"Has it occurred to you that the 5 freway runs past the Stadium?"

Where would you put it once you cross the OC-LA county line? The Golden State Freeway is only 6 lanes wide.

There happens to be an active railroad right of way to the South of the 5, but it also travels past many more houses than the LOSSAN corridor between LA and Anaheim. And once you get to the Alameda Trench, I don't know where the high speed trains would be put.

I wouldn't be surprised if they studied it and rejected it. I should go back and read the old studies again.

Spokker said...

I am working on a Google map that will illustrate the impacts in Anaheim according to the 2008 alternatives analysis. If it still bothers you and your fellow homeowners, we can argue some more.

Spokker said...

Here's my map. Let me know what you think. If you find anything wrong with it let me know and I'll add it in.

I'll call them "colony rabble notes" ;)

colony rabble said...

I do not think the system allows images or attachments to post in comments. I do believe in seeing all sides of a story, which is why I am asking if other routes were considered. If you would like to email the map directly to me, I will post it to the blog.

As far as the disclosure, you need to understand a few things.

A) Few people in Anaheim speak fluent rail. So when the powers that be say that they are running this on the LOSSAN corridor, the general impression is that this is a name HSR has given to whatever path they will choose. I have spoken with both current and former Council members, Planning Commissioners, and people who LIVE ON the LOSSAN corridor, and none can recall the HSR folk explaining that this is an existing line. Had they made it clear that the LOSSAN corridor is the existing Metrolink-Amtrack line, a lot of confusion would have been avoided. When you see the presentations from HSR, the maps are generic with no geographic frame of reference to tell you where precisely the LOSSAN corridor is in the city. I now understand that due to restrictions in CEQA and the whole inverse condemnation thing they are forbidden from being too specific about what might be affected, which is nuts but I get it. I am getting more info from a CEQA expert so that I can learn more about how the system works, and will share with others as soon as I understand more of it.

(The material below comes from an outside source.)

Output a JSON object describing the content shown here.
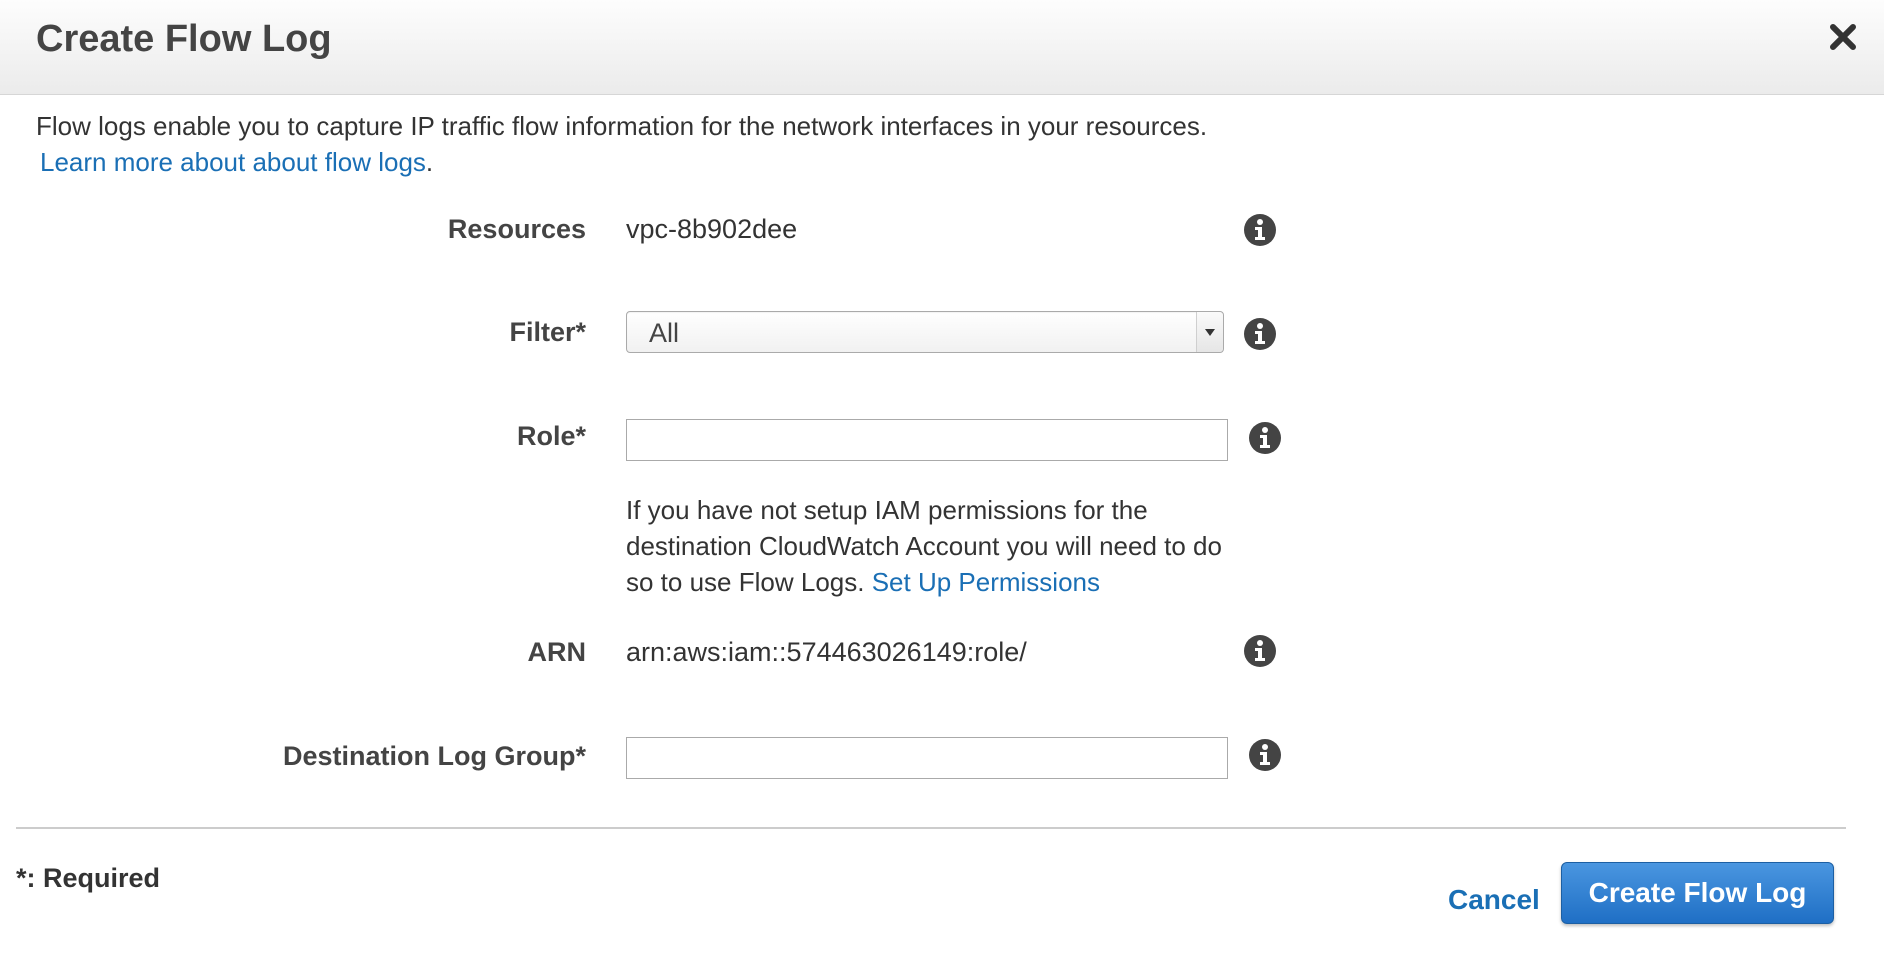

colony rabble said...

Excuse the typo. My email is

Send me the map and I will post it in an effort to understand all sides.